So, accepting that oftentimes we need to model a Singleton-like entity from our domain, let's turn our attention to testing. For the last few years, I've come to recognize the vital importance that proper automated unit tests bring to a project. For me, there are two main questions: how do we test the code that implements the entity, and how do we test the code that uses the entity? Despite what you may think, these are not trivial questions.

Suppose that you have implemented an entity as a Singleton in the following manner:

  public class SingularThing {
    private static SingularThing instance;
    private int fooCallCount;
    private SingularThing() {
    public static SingularThing GetInstance() {
      if (instance == null)
        instance = new SingularThing();
      return instance;
    public void Foo() {
    public int FooCallCount {
      get { return fooCallCount; }

Further suppose that you are using NUnit as your testing tool. You start writing some tests in the usual manner.

  public class SingularThingTester {
    public void FooCallCountShouldBeOneAfterFirstCall() {
      SingularThing st = SingularThing.GetInstance();
      Assert.AreEqual(1, st.FooCallCount);
    public void FooCallCountShouldBeZeroWhenCreated() {
      SingularThing st = SingularThing.GetInstance();
      Assert.AreEqual(0, st.FooCallCount);

When you run the tests suddenly realize that something's really amiss. The tests pass when executed in one by one but they fail when executed in the declaration order. To be blunt, that is really, really bad. It shouldn't matter in what order unit tests are run.

The problem is that the changes you are making to the Singleton's internal values in one test are propagating to the next. The reason why is simple: there is only one Singleton in a program -- including the test program. Any changes made to the Singleton object persist from one test to another. The only test that ever gets a "fresh" instance is the first test to be run in a pass. (Note that the same problem occurs in NUnit and DUnit as well.)

It could be argued that the issue is a bug in NUnit. Perhaps NUnit should create a new AppDomain for every test. That way, the Singleton would be created afresh for every test. Unfortunately though, the problem with this solution is that creating an AppDomain is a fairly lengthy process and having to recreate one for every test means that all tests everywhere slow down just because we want to make sure that the rare case of testing a Singleton works as expected.

That is not acceptable in my view. If it takes half a second to create (and destroy) an AppDomain and run a test while it's alive, and you have, say, a thousand tests in your test suite, then you will wait over 8 minutes for them all to complete. Yuk. The first thing that happens is that the tests don't get run, bugs start appearing, the quality of the code goes down.

Better would be a special test attribute in NUnit just for this kind of test case. However for now let's just note this issue with Singletons implemented in the most obvious way.

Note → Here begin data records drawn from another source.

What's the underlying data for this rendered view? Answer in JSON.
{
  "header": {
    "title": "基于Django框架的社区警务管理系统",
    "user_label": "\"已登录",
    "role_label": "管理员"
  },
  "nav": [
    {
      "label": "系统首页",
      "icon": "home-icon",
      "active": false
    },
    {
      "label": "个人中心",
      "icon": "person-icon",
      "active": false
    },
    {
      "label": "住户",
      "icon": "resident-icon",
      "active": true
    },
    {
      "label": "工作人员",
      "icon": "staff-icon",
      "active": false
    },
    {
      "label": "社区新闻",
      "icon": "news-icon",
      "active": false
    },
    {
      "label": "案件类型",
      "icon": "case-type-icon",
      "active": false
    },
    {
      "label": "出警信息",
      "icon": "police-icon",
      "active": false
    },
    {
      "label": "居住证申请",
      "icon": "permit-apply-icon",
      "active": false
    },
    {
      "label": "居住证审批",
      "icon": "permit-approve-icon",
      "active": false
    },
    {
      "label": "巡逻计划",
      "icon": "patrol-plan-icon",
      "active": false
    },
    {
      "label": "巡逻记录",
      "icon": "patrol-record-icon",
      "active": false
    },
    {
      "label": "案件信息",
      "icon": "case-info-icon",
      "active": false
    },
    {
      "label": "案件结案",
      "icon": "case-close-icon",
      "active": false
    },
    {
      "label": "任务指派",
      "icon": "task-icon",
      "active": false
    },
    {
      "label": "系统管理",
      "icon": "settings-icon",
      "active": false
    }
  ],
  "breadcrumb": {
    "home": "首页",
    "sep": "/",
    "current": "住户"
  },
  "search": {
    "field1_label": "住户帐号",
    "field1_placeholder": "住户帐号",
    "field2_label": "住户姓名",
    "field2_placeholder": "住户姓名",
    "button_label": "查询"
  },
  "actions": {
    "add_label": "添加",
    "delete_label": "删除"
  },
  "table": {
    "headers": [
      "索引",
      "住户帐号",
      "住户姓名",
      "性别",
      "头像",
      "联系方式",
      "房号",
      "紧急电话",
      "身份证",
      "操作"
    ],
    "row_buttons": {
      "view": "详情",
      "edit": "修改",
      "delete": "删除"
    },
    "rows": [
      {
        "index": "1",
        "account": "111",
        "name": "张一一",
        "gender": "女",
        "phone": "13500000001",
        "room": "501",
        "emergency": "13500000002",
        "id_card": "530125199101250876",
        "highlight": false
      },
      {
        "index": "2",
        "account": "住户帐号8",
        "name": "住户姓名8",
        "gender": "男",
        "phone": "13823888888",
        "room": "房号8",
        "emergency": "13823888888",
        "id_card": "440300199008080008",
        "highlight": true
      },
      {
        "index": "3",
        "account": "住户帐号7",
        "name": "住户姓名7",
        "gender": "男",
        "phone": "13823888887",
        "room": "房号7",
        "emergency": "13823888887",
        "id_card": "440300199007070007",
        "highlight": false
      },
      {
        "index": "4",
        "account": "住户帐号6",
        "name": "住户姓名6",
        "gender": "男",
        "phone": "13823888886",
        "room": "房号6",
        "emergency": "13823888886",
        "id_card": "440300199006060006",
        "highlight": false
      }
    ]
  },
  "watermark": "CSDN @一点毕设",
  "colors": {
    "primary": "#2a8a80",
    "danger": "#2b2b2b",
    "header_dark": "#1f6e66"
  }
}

Next let's look at the opposite problem: using the implementation of a Singleton in your code. Here it's just as wacky. For a start we have exactly the same problem: since there is only one instance of the Singleton-enabled class, one test may interfere with another.

But there's another issue now. If we write a simple class and its implementation uses a Singleton instance within it, we have to bring along the entire Singleton code into our test. The Singleton may be encapsulating some heavy-duty, slow-to-initialize, expensive-to-create object that drags in a whole bunch of other DLLs and assemblies. Because Singletons are, by their very nature, global objects, we can't mock or fake them to make our tests simple and fast to write and execute. For a TDD (test-driven development) environment, this is the worse possible situation.

So, as you can see, Singletons are nasty little beasts, even though they seem to have a nice face. Next time we'll talk about how to tame them.